I hate exercising. Every January of my adult life I've vowed to make it a part of my routine, and every year I've come up with wonderful excuses for avoiding the self-torture. Except last year: I've been exercising three times a week since 2010 began, and I've never felt better.
What finally worked for me? A simple plan. You've heard that one before, I'm sure. But I'm not talking about just any plan here. I mean "if-then planning," a technique that is uniquely useful when it comes to resisting temptation and building good habits.
Imagine your New Year's resolution is to lose weight. Most people would make a plan like this: "Eat less, exercise more."
For starters, it's not nearly specific enough. How much less will you eat, and of what? How will you exercise, and how often? The if-then version of this plan spells out exactly what you will do in the critical situation.
If X happens, then I will do Y.
X can be a time and place, like Monday at 9 a.m., or it can be an event,like the arrival of the dessert menu at a restaurant. Y is the specific action you will take whenever X occurs.
So Step 1, "Eat less," becomes something like "When the dessert menu comes, I will ignore it and order coffee." Step 2, "Work out more," turns into "I will work out for an hour at the gym on Mondays, Wednesdays, and Fridays before work."
Amazingly, you are two to three times more likely to succeed if you use an if-then plan than if you don't. In one study, 91 percent of people who used an if-then plan stuck to an exercise program, versus 39 percent of non-planners. Peter Gollwitzer, the NYU psychologist who first articulated the power of if-then planning, recently reviewed results from 94 studies that used the technique and found significantly higher success rates for just about every goal you can think of, from using public transportation more frequently to avoiding stereotypical and prejudicial thoughts.
These plans work so well because they speak the language of your brain: the language of contingencies. Humans are very good at encoding information in "If X, then Y" terms, and using this process (often unconsciously) to guide our behavior. Deciding exactly when and where you will act on your goal creates a link in your brain between the situation or cue (the if) and the behavior that should follow (the then).
Let's say your wife has been giving you a hard time about forgetting to call to say whether or not you'll be home late. So you make an if-then plan: If it is 5 p.m. and I'm at work, then I will phone my wife. Now the situation "5 p.m. at work" is wired in your brain directly to the action "call home."
The second thing that happens is that the situation or cue "5 p.m. at work" becomes highly activated. Below your awareness, your brain starts scanning the environment, searching for the situation in the "if" part of your plan. Lastly, once the "if" part of your plan happens, the "then" part follows automatically. You don't have to consciously monitor your goal, which means your plans get carried out even when you are preoccupied.

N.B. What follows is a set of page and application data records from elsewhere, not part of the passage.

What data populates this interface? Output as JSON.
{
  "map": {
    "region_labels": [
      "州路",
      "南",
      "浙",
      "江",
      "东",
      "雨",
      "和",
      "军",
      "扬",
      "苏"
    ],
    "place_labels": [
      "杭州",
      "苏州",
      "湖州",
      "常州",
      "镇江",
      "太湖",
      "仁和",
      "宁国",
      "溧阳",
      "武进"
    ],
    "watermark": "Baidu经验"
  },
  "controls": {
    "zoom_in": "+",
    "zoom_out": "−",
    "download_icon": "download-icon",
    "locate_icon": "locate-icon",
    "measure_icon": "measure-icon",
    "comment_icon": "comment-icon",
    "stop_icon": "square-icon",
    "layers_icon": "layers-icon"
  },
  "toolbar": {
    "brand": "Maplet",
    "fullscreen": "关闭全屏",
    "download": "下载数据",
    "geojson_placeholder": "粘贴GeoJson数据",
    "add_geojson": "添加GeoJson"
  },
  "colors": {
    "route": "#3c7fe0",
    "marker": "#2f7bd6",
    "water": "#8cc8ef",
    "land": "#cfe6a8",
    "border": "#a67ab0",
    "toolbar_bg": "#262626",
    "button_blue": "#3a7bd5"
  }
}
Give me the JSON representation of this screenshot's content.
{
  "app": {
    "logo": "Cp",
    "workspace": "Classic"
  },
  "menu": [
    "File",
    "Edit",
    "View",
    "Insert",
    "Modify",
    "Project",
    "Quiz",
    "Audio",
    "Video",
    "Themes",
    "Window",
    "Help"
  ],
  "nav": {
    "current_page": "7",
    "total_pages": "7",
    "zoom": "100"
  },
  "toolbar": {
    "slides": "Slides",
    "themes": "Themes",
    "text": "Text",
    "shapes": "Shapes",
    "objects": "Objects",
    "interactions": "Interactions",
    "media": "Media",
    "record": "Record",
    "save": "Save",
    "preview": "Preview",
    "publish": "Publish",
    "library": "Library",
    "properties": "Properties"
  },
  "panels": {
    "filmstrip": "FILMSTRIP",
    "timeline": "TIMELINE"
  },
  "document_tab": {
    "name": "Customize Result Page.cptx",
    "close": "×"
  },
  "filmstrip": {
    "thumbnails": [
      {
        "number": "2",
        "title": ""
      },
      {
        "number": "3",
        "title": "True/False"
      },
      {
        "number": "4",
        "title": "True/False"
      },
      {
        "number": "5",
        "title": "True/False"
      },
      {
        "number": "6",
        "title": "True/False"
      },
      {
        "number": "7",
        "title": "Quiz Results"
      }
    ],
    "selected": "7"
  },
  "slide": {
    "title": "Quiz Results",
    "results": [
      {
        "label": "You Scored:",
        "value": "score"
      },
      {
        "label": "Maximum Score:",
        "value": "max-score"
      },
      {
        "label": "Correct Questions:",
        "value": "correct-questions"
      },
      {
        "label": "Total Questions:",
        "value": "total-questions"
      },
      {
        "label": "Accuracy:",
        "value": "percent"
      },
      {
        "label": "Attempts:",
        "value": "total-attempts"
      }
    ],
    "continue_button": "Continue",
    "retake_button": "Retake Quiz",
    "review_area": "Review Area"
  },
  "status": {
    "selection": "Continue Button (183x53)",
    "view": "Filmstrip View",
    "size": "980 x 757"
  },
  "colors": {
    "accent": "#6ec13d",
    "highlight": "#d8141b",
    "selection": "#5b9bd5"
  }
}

The best part is that by detecting situations and directing behavior without conscious effort, if-then plans are far less taxing and require less willpower than mere resolutions. They enable us to conserve our self-control strength for when it's really needed, and compensate for it when we don't have enough. Armed with if-thens, you can tell your fickle friend willpower that this year, you really won't be needing him.
Read Heidi Grant Halvorson, Ph.D.'s, PT blog: The Science Of Success